TASK DATA:
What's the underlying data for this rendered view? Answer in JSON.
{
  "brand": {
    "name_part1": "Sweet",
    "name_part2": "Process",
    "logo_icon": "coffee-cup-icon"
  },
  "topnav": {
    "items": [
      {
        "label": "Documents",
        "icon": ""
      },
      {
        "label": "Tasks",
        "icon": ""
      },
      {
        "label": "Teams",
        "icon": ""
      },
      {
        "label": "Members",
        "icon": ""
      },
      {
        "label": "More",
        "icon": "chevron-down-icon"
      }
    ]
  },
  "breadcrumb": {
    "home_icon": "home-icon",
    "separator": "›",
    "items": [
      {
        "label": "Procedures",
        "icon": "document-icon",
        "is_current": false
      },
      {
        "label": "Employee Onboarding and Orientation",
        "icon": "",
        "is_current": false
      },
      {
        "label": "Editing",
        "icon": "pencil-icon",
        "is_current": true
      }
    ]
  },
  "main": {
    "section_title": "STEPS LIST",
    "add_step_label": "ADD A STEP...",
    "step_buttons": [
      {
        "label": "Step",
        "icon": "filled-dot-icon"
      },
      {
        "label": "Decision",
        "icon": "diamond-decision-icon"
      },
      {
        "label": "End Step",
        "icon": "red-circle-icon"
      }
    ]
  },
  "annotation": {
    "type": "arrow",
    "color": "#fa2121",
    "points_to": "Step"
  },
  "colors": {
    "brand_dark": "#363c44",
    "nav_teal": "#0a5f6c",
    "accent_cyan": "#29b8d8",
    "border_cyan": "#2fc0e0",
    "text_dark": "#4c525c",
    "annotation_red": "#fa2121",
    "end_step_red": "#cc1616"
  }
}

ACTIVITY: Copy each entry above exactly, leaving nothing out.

TASK RESPONSE:
What's the underlying data for this rendered view? Answer in JSON.
{
  "brand": {
    "name_part1": "Sweet",
    "name_part2": "Process",
    "logo_icon": "coffee-cup-icon"
  },
  "topnav": {
    "items": [
      {
        "label": "Documents",
        "icon": ""
      },
      {
        "label": "Tasks",
        "icon": ""
      },
      {
        "label": "Teams",
        "icon": ""
      },
      {
        "label": "Members",
        "icon": ""
      },
      {
        "label": "More",
        "icon": "chevron-down-icon"
      }
    ]
  },
  "breadcrumb": {
    "home_icon": "home-icon",
    "separator": "›",
    "items": [
      {
        "label": "Procedures",
        "icon": "document-icon",
        "is_current": false
      },
      {
        "label": "Employee Onboarding and Orientation",
        "icon": "",
        "is_current": false
      },
      {
        "label": "Editing",
        "icon": "pencil-icon",
        "is_current": true
      }
    ]
  },
  "main": {
    "section_title": "STEPS LIST",
    "add_step_label": "ADD A STEP...",
    "step_buttons": [
      {
        "label": "Step",
        "icon": "filled-dot-icon"
      },
      {
        "label": "Decision",
        "icon": "diamond-decision-icon"
      },
      {
        "label": "End Step",
        "icon": "red-circle-icon"
      }
    ]
  },
  "annotation": {
    "type": "arrow",
    "color": "#fa2121",
    "points_to": "Step"
  },
  "colors": {
    "brand_dark": "#363c44",
    "nav_teal": "#0a5f6c",
    "accent_cyan": "#29b8d8",
    "border_cyan": "#2fc0e0",
    "text_dark": "#4c525c",
    "annotation_red": "#fa2121",
    "end_step_red": "#cc1616"
  }
}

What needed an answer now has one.